Alright, let’s wind things down and talk about the lasting impact of Vladimir Shukhov. If you’re feeling a buzz from all the engineering chatter, trust me, you’re not alone. Shukhov wasn’t just an engineer; he was a bona fide game-changer. The guy didn’t just build stuff; he set benchmarks in engineering, design, and innovation that are still relevant today.
Let’s get real for a moment. In a field often seen as sterile or just downright boring, Shukhov brought a dash of artistic flair. He blurred the lines between functionality and aesthetics, proving that, yes, you can have it both ways. Every tower, every pipeline, and every gridshell structure was more than just steel and bolts. It was an experience, a visual feast. We’re talking Instagram-worthy before Instagram was even a thing.
Oh, and the guy was ahead of his time in terms of sustainability too. Long before climate change became dinner table talk, Shukhov was pioneering eco-friendly designs. Wind for cooling? Check. Reduced material waste? Double check. And let’s not forget his foray into material science, opting for the likes of aluminum alloys that not only did the job but did it more efficiently.

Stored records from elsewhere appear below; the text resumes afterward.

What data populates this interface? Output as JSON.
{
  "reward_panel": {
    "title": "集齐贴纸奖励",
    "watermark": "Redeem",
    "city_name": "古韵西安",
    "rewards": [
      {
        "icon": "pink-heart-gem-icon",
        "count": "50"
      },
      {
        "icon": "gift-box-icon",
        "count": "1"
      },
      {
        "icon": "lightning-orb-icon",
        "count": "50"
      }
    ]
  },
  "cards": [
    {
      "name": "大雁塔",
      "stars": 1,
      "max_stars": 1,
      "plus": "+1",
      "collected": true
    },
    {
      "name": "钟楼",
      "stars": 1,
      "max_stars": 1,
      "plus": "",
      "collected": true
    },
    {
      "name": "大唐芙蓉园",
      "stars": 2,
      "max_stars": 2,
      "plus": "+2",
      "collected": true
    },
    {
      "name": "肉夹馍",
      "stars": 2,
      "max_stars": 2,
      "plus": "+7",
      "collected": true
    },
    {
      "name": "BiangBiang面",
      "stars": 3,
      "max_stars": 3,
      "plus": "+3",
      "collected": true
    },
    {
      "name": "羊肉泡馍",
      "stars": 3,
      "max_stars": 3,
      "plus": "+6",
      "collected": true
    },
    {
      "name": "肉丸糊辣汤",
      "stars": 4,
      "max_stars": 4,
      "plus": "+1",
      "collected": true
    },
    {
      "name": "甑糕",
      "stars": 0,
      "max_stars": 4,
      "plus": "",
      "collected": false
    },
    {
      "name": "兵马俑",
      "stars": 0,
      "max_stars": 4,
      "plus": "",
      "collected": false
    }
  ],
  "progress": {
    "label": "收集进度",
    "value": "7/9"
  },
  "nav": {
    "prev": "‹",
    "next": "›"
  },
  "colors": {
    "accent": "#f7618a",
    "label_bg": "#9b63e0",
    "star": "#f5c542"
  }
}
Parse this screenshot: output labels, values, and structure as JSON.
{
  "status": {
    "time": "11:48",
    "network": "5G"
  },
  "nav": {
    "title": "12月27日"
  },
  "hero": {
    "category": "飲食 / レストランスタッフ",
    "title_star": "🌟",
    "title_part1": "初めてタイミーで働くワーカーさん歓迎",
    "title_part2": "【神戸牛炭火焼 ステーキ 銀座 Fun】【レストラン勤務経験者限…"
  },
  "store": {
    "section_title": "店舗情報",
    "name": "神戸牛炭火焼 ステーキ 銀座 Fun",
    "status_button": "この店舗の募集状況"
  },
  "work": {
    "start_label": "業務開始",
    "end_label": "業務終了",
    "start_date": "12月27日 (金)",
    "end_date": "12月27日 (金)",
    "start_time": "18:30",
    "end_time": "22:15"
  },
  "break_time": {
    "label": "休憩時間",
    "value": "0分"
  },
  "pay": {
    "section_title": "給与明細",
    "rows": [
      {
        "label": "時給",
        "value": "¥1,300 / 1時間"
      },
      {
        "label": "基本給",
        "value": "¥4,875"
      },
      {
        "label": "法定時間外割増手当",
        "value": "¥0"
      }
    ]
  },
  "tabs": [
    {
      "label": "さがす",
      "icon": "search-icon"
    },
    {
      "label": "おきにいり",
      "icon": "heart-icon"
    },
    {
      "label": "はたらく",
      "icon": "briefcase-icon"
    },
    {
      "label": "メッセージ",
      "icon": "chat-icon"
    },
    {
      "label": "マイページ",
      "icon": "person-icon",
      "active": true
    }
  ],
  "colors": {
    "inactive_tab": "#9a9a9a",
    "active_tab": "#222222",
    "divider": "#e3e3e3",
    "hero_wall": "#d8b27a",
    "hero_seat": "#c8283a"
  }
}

In the grand scheme of things, he’s not just a footnote in history; he’s a whole chapter. His work is a kind of bridge between 19th-century engineering and 21st-century technology. Even the digital towers of today owe a nod to his early concepts in structural efficiency and geometrical brilliance.
It’s not an exaggeration to say that if you’ve ever marveled at an elegantly designed tower or wondered how massive pipelines don’t just collapse, you’re living in a world shaped by Vladimir Shukhov. As the buzzword goes, he was a true disruptor, only his playground was made of metal and math rather than ones and zeros.
So, tip your hat, raise your glass, or do whatever you do to honor the greats. Shukhov is a name that deserves to be on everyone’s lips, not just those in the geeky engineering circles.
- “Vladimir Shukhov: The Man Behind the Tower”
- “Engineering Elegance: Shukhov’s Lasting Legacy”
- “The Geometry of Genius: Shukhov’s Pioneering Work”
- “Shukhov and Modern Architecture: A Symbiotic Relationship”
- “Material Matters: Shukhov’s Revolutionary Choices”
- “Shukhov: The Master of Efficiency”
- “Designs that Transcend Time: The Work of Vladimir Shukhov”